**Task details**
Only lines with the string "Metrics" are wanted. Pull them out of the data.

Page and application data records
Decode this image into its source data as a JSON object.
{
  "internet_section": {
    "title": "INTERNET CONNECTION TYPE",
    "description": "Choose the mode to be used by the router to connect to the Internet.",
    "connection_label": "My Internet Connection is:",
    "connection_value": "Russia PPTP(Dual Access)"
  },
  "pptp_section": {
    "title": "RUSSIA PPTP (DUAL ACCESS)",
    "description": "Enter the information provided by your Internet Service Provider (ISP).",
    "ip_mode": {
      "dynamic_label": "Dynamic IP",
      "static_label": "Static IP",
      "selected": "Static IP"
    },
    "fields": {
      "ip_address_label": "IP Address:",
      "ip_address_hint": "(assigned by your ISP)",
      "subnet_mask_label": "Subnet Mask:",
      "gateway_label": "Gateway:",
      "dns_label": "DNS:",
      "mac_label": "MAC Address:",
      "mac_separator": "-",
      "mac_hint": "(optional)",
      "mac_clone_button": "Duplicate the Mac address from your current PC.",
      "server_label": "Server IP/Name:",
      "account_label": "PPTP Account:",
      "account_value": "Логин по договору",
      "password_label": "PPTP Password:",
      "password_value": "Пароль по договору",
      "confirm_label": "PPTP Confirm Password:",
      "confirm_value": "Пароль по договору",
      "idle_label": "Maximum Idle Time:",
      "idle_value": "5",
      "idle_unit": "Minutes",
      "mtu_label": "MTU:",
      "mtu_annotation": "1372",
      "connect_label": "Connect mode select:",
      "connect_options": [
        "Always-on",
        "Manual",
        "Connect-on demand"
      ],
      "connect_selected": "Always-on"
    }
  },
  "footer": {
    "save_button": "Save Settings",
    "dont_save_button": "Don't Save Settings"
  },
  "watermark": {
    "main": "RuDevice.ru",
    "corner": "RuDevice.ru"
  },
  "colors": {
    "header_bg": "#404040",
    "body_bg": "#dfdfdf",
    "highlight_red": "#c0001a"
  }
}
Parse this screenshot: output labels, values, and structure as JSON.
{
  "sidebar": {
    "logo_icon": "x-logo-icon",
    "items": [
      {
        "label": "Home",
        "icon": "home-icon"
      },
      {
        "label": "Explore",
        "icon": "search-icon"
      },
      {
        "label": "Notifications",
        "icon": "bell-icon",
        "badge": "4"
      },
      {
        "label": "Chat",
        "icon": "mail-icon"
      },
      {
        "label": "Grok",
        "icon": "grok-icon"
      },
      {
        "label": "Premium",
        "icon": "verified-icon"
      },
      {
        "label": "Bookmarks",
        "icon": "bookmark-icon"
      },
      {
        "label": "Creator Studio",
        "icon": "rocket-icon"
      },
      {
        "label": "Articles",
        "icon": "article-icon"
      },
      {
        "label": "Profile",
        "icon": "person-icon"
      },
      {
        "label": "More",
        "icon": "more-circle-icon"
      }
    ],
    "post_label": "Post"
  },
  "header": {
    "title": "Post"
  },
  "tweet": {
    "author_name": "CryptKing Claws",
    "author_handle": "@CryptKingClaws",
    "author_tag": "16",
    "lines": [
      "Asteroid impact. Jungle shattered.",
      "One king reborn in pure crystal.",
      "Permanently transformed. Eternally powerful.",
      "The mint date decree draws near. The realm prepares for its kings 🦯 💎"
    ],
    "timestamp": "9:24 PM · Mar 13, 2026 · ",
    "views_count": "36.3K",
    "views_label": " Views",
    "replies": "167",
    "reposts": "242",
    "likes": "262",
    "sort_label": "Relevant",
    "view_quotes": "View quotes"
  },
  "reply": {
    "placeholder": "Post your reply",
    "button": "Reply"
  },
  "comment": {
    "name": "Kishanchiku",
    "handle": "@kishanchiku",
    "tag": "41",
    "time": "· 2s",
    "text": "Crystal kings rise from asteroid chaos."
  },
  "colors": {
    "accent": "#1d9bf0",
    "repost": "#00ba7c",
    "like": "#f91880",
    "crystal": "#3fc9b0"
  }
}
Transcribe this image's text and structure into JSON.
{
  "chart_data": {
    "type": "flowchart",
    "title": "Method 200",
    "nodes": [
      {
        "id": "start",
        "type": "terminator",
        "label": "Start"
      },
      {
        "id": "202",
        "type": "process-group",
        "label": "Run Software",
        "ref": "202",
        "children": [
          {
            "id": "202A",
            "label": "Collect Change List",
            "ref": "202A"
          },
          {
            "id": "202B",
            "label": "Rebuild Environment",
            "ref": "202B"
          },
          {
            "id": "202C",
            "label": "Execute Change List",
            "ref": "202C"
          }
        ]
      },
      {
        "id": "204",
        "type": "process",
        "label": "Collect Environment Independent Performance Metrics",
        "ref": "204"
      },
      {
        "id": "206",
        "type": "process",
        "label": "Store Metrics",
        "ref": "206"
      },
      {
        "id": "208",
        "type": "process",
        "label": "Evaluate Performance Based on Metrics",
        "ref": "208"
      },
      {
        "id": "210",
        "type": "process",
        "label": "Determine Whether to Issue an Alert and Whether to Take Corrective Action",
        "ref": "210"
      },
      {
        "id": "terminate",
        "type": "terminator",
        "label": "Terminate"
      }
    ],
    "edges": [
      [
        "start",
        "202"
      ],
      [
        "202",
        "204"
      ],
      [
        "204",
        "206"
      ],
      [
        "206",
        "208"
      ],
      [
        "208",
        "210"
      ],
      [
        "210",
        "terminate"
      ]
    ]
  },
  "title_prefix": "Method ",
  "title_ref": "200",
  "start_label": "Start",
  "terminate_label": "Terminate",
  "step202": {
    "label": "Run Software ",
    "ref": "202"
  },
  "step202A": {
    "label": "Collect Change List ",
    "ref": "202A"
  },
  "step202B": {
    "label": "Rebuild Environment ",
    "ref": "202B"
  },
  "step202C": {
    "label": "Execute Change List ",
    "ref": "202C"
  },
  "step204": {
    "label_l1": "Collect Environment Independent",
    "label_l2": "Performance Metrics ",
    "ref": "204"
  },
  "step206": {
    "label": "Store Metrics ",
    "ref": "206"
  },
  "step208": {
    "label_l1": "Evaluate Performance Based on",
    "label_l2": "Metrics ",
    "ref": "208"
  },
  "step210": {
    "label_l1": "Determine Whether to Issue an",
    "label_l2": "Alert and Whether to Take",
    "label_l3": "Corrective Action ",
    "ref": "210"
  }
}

**Answer section**
        "label": "Collect Environment Independent Performance Metrics",
        "label": "Store Metrics",
        "label": "Evaluate Performance Based on Metrics",
    "label_l2": "Performance Metrics ",
    "label": "Store Metrics ",
    "label_l2": "Metrics ",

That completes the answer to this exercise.